_TASK GOAL:_
Find the string "selected" in the records. Copy each line that has it.
____ RECORDS SHOWN
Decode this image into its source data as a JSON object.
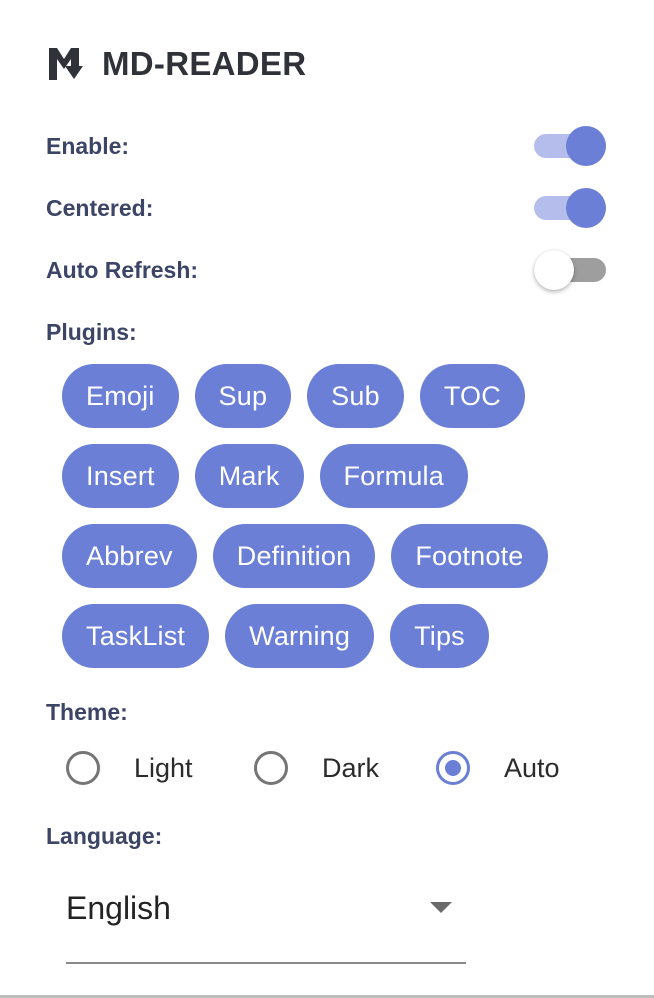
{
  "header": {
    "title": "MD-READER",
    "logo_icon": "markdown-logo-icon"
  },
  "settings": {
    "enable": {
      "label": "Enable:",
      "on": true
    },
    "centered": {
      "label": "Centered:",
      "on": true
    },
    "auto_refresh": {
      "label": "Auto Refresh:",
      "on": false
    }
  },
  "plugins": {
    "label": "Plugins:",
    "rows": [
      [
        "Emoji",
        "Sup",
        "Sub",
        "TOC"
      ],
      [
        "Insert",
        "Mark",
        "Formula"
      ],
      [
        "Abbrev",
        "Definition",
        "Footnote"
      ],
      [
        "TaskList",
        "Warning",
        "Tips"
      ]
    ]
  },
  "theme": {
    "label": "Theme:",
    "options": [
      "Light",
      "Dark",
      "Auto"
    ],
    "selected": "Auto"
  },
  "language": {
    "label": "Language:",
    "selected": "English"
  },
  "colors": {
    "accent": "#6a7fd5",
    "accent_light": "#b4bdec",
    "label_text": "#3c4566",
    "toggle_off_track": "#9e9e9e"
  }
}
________
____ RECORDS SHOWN
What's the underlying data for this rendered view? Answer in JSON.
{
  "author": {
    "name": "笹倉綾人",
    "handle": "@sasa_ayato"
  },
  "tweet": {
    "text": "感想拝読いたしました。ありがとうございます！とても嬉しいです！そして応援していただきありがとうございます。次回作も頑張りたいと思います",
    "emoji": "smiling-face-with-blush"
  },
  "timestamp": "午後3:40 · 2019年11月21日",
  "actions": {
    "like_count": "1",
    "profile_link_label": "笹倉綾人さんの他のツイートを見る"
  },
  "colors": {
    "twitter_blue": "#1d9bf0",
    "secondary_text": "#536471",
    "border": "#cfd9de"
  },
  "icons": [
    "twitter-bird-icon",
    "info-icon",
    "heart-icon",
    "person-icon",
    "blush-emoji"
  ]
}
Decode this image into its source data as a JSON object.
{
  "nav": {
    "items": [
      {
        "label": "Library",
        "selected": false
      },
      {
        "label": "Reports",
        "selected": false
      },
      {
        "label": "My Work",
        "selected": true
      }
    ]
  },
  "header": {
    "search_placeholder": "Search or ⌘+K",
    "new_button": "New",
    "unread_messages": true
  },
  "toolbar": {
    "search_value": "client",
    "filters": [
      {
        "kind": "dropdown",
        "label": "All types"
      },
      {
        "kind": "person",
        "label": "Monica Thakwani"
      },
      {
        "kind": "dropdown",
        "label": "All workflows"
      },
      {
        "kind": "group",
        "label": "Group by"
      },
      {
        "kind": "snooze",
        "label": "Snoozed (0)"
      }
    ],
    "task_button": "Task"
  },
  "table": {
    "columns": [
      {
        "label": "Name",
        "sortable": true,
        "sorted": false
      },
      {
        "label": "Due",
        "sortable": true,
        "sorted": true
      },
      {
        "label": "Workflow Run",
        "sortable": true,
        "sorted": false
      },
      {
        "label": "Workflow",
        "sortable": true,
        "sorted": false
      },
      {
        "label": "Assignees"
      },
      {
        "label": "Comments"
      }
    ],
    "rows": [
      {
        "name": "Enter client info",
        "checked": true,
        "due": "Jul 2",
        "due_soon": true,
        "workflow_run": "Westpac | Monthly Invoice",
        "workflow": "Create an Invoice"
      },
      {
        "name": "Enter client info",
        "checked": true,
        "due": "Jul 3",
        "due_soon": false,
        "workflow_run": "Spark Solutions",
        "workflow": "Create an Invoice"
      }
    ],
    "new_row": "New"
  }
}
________
_ANSWER TO THE EXERCISE:_
    "selected": "Auto"
    "selected": "English"
        "selected": false
        "selected": false
        "selected": true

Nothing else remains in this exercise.